Saturday, June 4, 2011

Boredom Trade-Offs?

Aaron Haspel says that "an above-average capacity for boredom is optimal; a superior one is disastrous." Somewhat similarly, Mike Tully argues that becoming bored with a pursuit will inhibit artistic and athletic greatness.

Perhaps we can think of the capacity for boredom as a cognitive trait that pushes you towards the plasticity side of the plasticity vs specialization trade-off.

But really this idea seems a bit too vague. It's not clear whether one's capacity for boredom extends uniformly across all domains, and there are many other factors involved.

For example, you could argue that Ted Williams was able to specialize because he never grew bored of baseball, or you could argue that he specialized because he so quickly grew bored of everything else.

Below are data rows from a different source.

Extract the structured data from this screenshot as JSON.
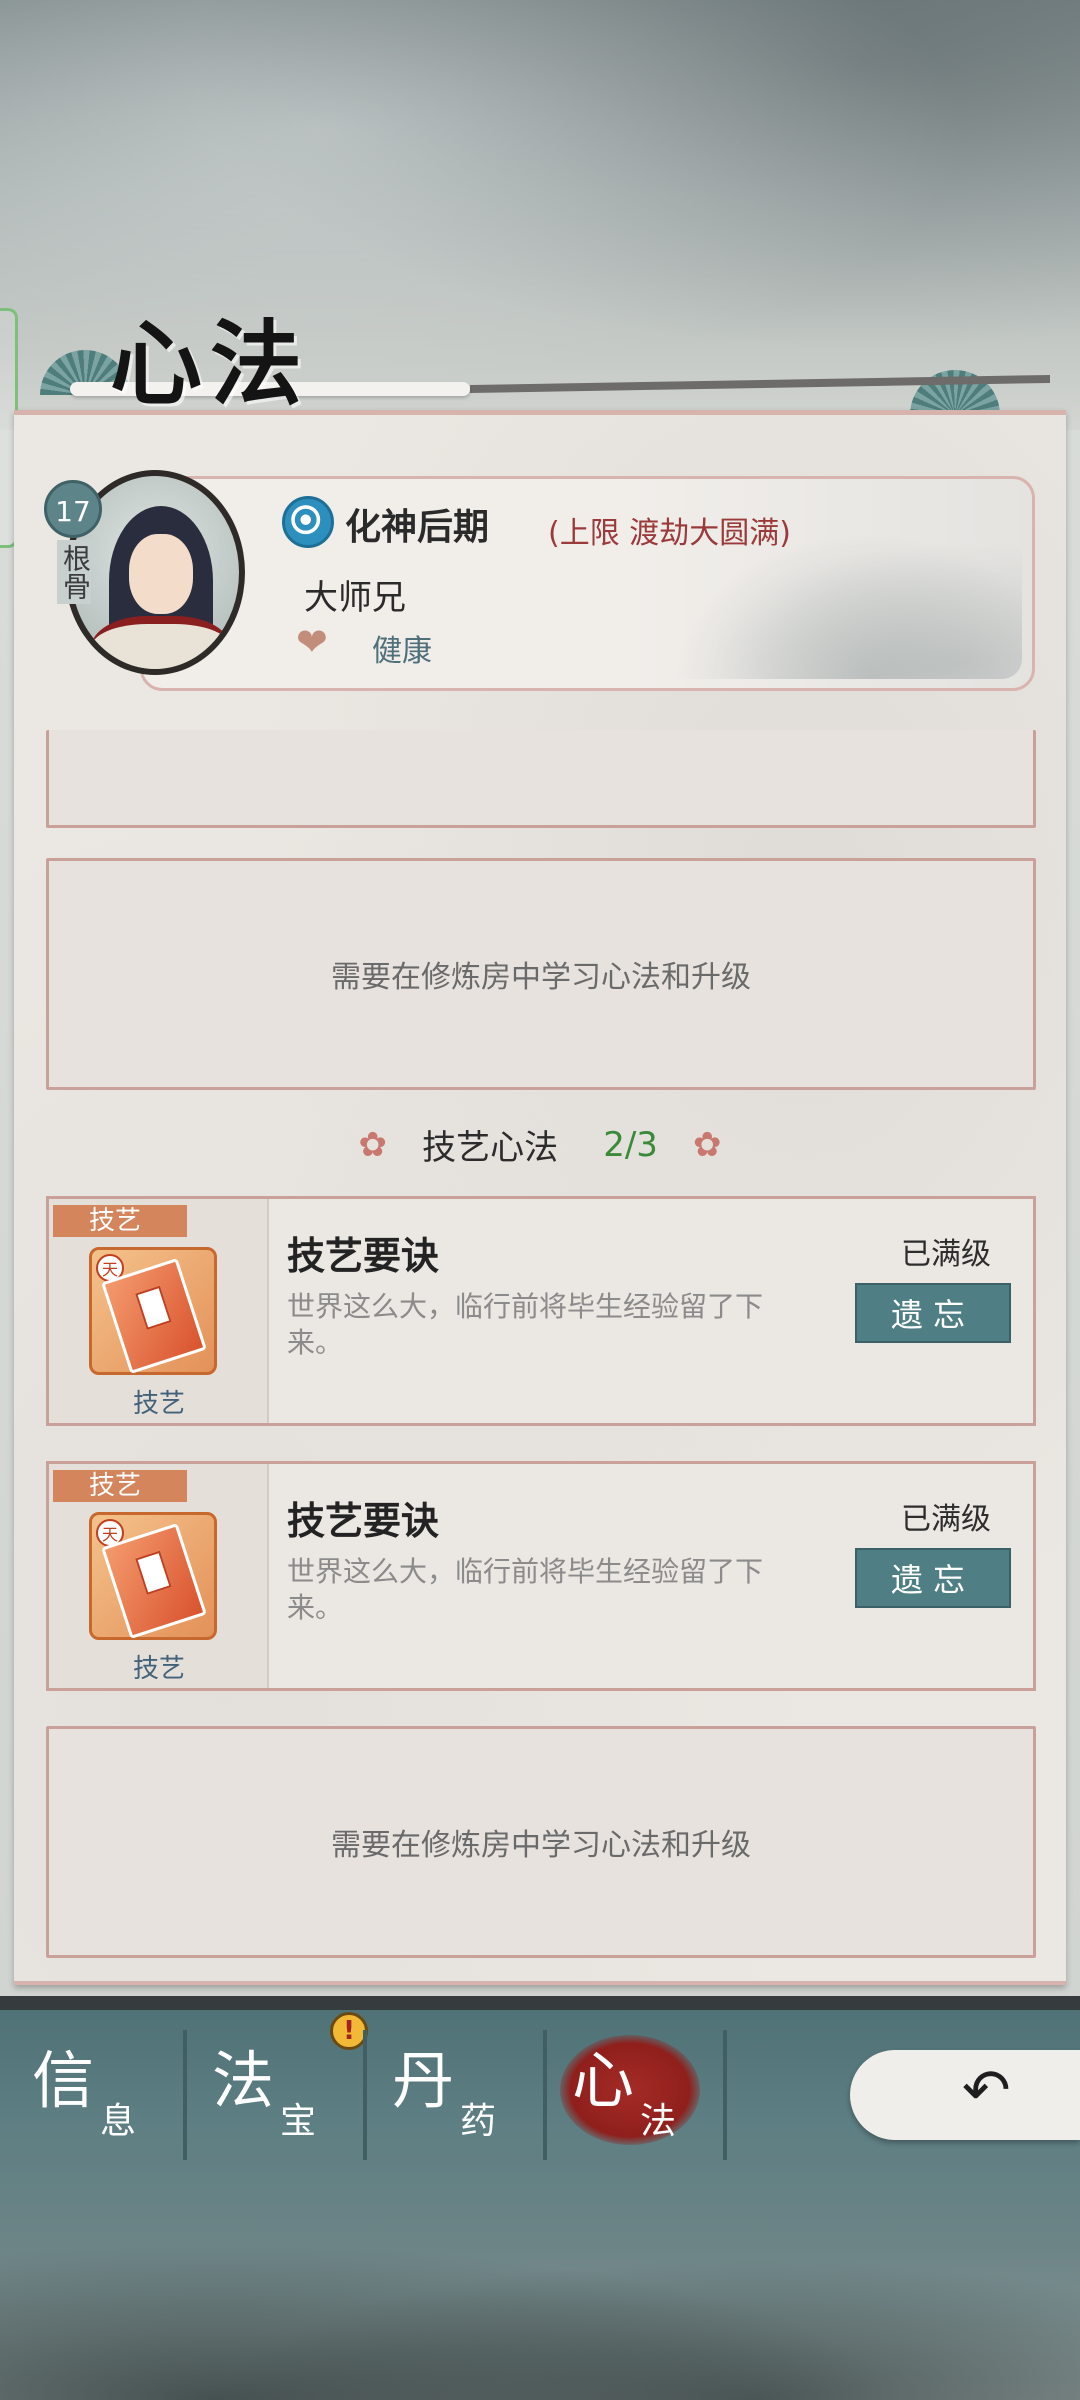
{
  "header": {
    "title": "心法"
  },
  "character": {
    "level": "17",
    "level_label": "根骨",
    "realm": "化神后期",
    "realm_limit": "(上限 渡劫大圆满)",
    "name": "大师兄",
    "health": "健康"
  },
  "slots": {
    "empty_text_1": "需要在修炼房中学习心法和升级",
    "empty_text_2": "需要在修炼房中学习心法和升级"
  },
  "section": {
    "title": "技艺心法",
    "count": "2/3"
  },
  "skills": [
    {
      "tag": "技艺",
      "seal": "天",
      "caption": "技艺",
      "name": "技艺要诀",
      "desc": "世界这么大，临行前将毕生经验留了下来。",
      "status": "已满级",
      "button": "遗忘"
    },
    {
      "tag": "技艺",
      "seal": "天",
      "caption": "技艺",
      "name": "技艺要诀",
      "desc": "世界这么大，临行前将毕生经验留了下来。",
      "status": "已满级",
      "button": "遗忘"
    }
  ],
  "nav": {
    "items": [
      {
        "big": "信",
        "small": "息"
      },
      {
        "big": "法",
        "small": "宝"
      },
      {
        "big": "丹",
        "small": "药"
      },
      {
        "big": "心",
        "small": "法"
      }
    ],
    "alert": "!",
    "active_index": 3
  },
  "colors": {
    "accent": "#4f7f84",
    "border": "#c9a09a",
    "count_green": "#3a8a3a",
    "limit_red": "#9b3a3a"
  }
}
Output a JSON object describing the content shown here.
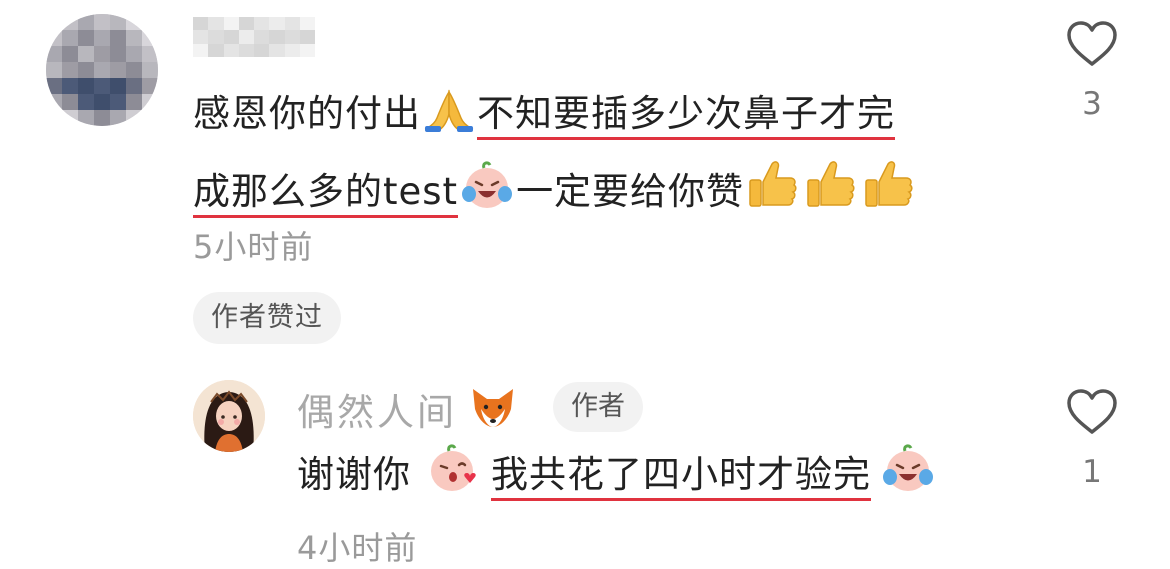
{
  "comment": {
    "text_before": "感恩你的付出",
    "text_highlight_1": "不知要插多少次鼻子才完",
    "text_highlight_2": "成那么多的test",
    "text_after": "一定要给你赞",
    "time": "5小时前",
    "liked_badge": "作者赞过",
    "like_count": "3",
    "emojis": [
      "pray-emoji",
      "crying-laughing-peach-emoji",
      "thumbs-up-emoji",
      "thumbs-up-emoji",
      "thumbs-up-emoji"
    ]
  },
  "reply": {
    "username": "偶然人间",
    "author_badge": "作者",
    "text_before": "谢谢你",
    "text_highlight": "我共花了四小时才验完",
    "time": "4小时前",
    "like_count": "1",
    "emojis": [
      "fox-emoji",
      "kissing-peach-emoji",
      "crying-laughing-peach-emoji"
    ]
  },
  "colors": {
    "highlight_underline": "#e0333f",
    "muted_text": "#9a9a9a",
    "badge_bg": "#f2f2f2"
  }
}
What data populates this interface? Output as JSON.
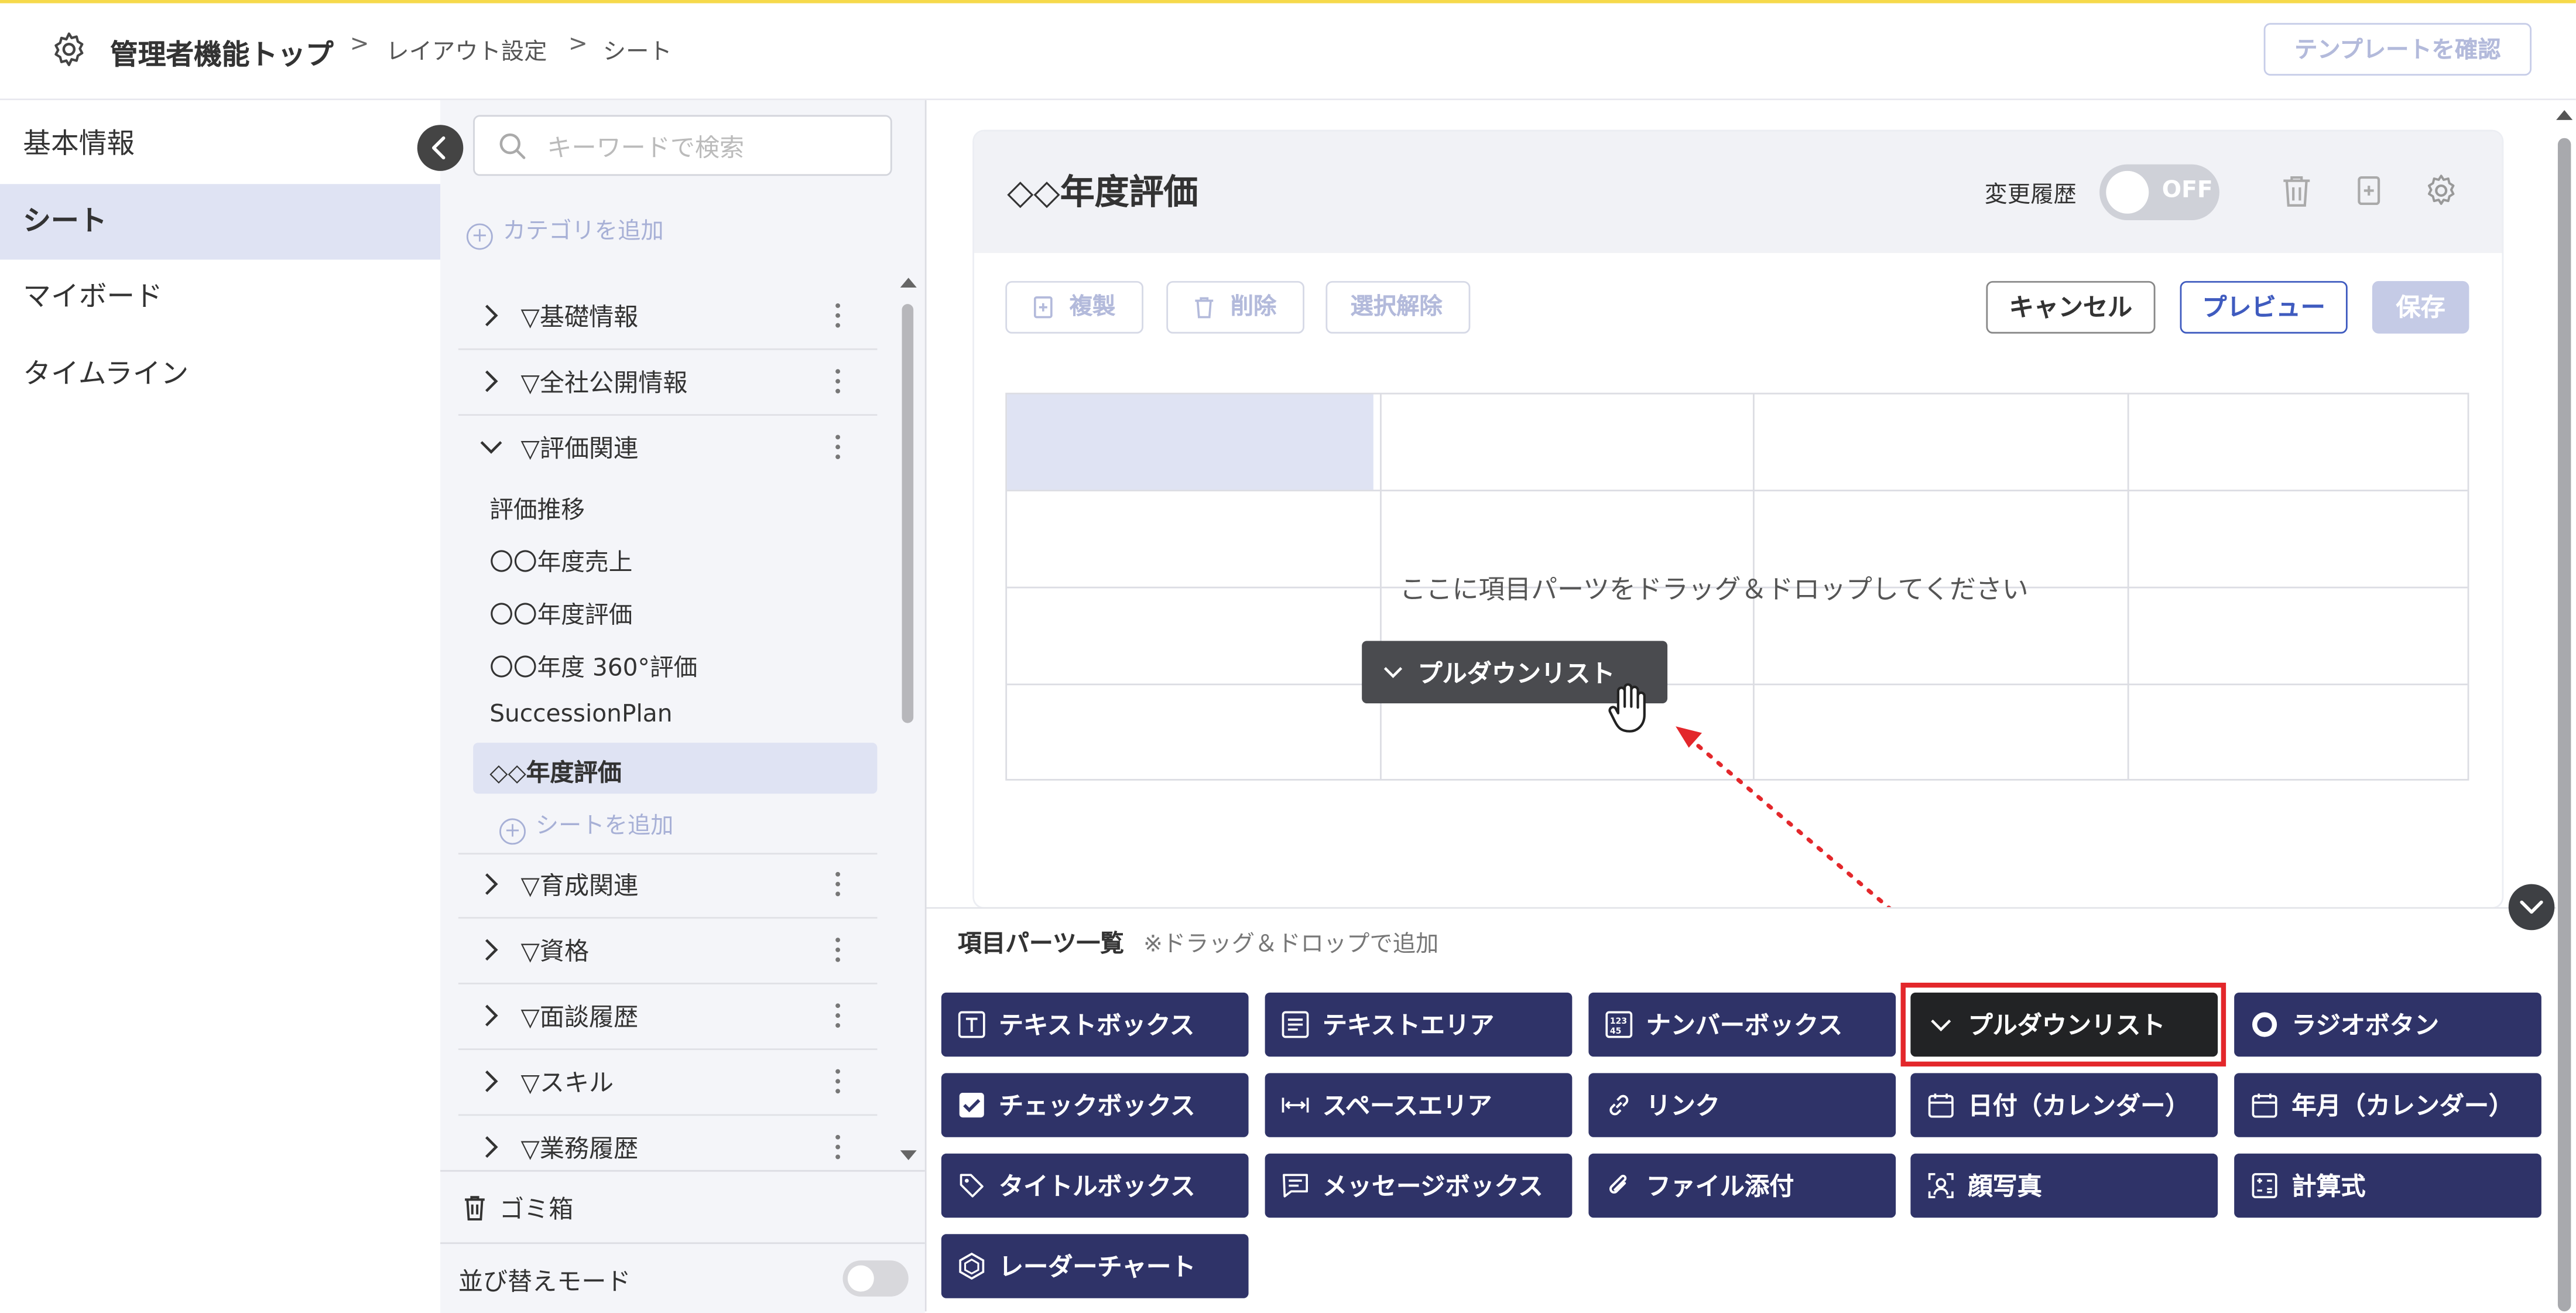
{
  "header": {
    "title": "管理者機能トップ",
    "breadcrumb": [
      "レイアウト設定",
      "シート"
    ],
    "template_button": "テンプレートを確認"
  },
  "left_nav": {
    "items": [
      {
        "label": "基本情報",
        "active": false
      },
      {
        "label": "シート",
        "active": true
      },
      {
        "label": "マイボード",
        "active": false
      },
      {
        "label": "タイムライン",
        "active": false
      }
    ]
  },
  "category_panel": {
    "search_placeholder": "キーワードで検索",
    "add_category": "カテゴリを追加",
    "categories": [
      {
        "label": "▽基礎情報",
        "expanded": false
      },
      {
        "label": "▽全社公開情報",
        "expanded": false
      },
      {
        "label": "▽評価関連",
        "expanded": true
      }
    ],
    "sheets": [
      "評価推移",
      "〇〇年度売上",
      "〇〇年度評価",
      "〇〇年度 360°評価",
      "SuccessionPlan",
      "◇◇年度評価"
    ],
    "active_sheet": "◇◇年度評価",
    "add_sheet": "シートを追加",
    "more_categories": [
      "▽育成関連",
      "▽資格",
      "▽面談履歴",
      "▽スキル",
      "▽業務履歴"
    ],
    "trash": "ゴミ箱",
    "sort_mode": "並び替えモード"
  },
  "editor": {
    "sheet_title": "◇◇年度評価",
    "history_label": "変更履歴",
    "history_toggle": "OFF",
    "toolbar": {
      "duplicate": "複製",
      "delete": "削除",
      "deselect": "選択解除",
      "cancel": "キャンセル",
      "preview": "プレビュー",
      "save": "保存"
    },
    "drop_message": "ここに項目パーツをドラッグ＆ドロップしてください",
    "dragging_chip": "プルダウンリスト"
  },
  "parts": {
    "title": "項目パーツ一覧",
    "hint": "※ドラッグ＆ドロップで追加",
    "items": [
      {
        "label": "テキストボックス",
        "icon": "textbox-icon"
      },
      {
        "label": "テキストエリア",
        "icon": "textarea-icon"
      },
      {
        "label": "ナンバーボックス",
        "icon": "number-icon"
      },
      {
        "label": "プルダウンリスト",
        "icon": "chevron-down-icon"
      },
      {
        "label": "ラジオボタン",
        "icon": "radio-icon"
      },
      {
        "label": "チェックボックス",
        "icon": "checkbox-icon"
      },
      {
        "label": "スペースエリア",
        "icon": "space-icon"
      },
      {
        "label": "リンク",
        "icon": "link-icon"
      },
      {
        "label": "日付（カレンダー）",
        "icon": "calendar-icon"
      },
      {
        "label": "年月（カレンダー）",
        "icon": "calendar-icon"
      },
      {
        "label": "タイトルボックス",
        "icon": "tag-icon"
      },
      {
        "label": "メッセージボックス",
        "icon": "message-icon"
      },
      {
        "label": "ファイル添付",
        "icon": "paperclip-icon"
      },
      {
        "label": "顔写真",
        "icon": "portrait-icon"
      },
      {
        "label": "計算式",
        "icon": "calculator-icon"
      },
      {
        "label": "レーダーチャート",
        "icon": "radar-icon"
      }
    ]
  },
  "colors": {
    "accent": "#3f5bbf",
    "part_button": "#2f3368",
    "highlight": "#e3272b",
    "active_bg": "#dfe3f3"
  }
}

With the former frame he has a below-average capacity for boredom, while with the latter it's above-average, but the end result is still the same.